▸ What is required
Return the listing exactly, please; no pictures.

▸ Dataset records
:::

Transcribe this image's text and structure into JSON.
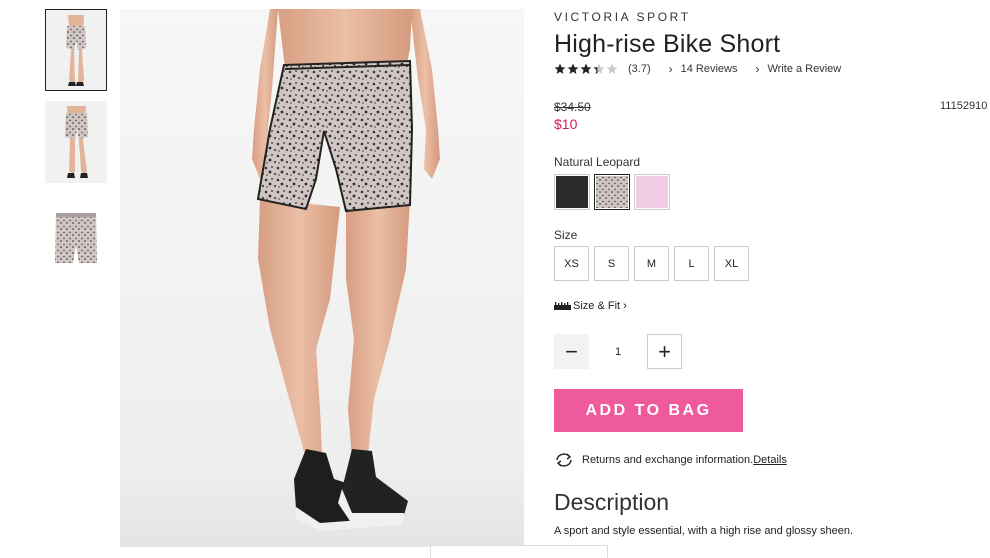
{
  "brand": "VICTORIA SPORT",
  "product_title": "High-rise Bike Short",
  "rating": {
    "stars_filled": 3.7,
    "stars_total": 5,
    "value_text": "(3.7)",
    "reviews_link": "14 Reviews",
    "write_review_link": "Write a Review"
  },
  "price": {
    "original": "$34.50",
    "sale": "$10",
    "sku": "11152910"
  },
  "color": {
    "selected_label": "Natural Leopard",
    "swatches": [
      {
        "name": "black",
        "hex": "#2a2a2a"
      },
      {
        "name": "natural-leopard",
        "hex": "#b8aeae"
      },
      {
        "name": "pink",
        "hex": "#efcbe4"
      }
    ]
  },
  "size": {
    "label": "Size",
    "options": [
      "XS",
      "S",
      "M",
      "L",
      "XL"
    ],
    "fit_link": "Size & Fit"
  },
  "quantity": {
    "minus": "−",
    "value": "1",
    "plus": "+"
  },
  "add_to_bag": "ADD TO BAG",
  "returns": {
    "text": "Returns and exchange information.",
    "link": "Details"
  },
  "description": {
    "heading": "Description",
    "text": "A sport and style essential, with a high rise and glossy sheen."
  },
  "colors": {
    "sale_price": "#d11a5a",
    "add_button": "#ef5a9c"
  }
}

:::

▸ Exercise result
Transcribe this image's text and structure into JSON.
{
  "brand": "VICTORIA SPORT",
  "product_title": "High-rise Bike Short",
  "rating": {
    "stars_filled": 3.7,
    "stars_total": 5,
    "value_text": "(3.7)",
    "reviews_link": "14 Reviews",
    "write_review_link": "Write a Review"
  },
  "price": {
    "original": "$34.50",
    "sale": "$10",
    "sku": "11152910"
  },
  "color": {
    "selected_label": "Natural Leopard",
    "swatches": [
      {
        "name": "black",
        "hex": "#2a2a2a"
      },
      {
        "name": "natural-leopard",
        "hex": "#b8aeae"
      },
      {
        "name": "pink",
        "hex": "#efcbe4"
      }
    ]
  },
  "size": {
    "label": "Size",
    "options": [
      "XS",
      "S",
      "M",
      "L",
      "XL"
    ],
    "fit_link": "Size & Fit"
  },
  "quantity": {
    "minus": "−",
    "value": "1",
    "plus": "+"
  },
  "add_to_bag": "ADD TO BAG",
  "returns": {
    "text": "Returns and exchange information.",
    "link": "Details"
  },
  "description": {
    "heading": "Description",
    "text": "A sport and style essential, with a high rise and glossy sheen."
  },
  "colors": {
    "sale_price": "#d11a5a",
    "add_button": "#ef5a9c"
  }
}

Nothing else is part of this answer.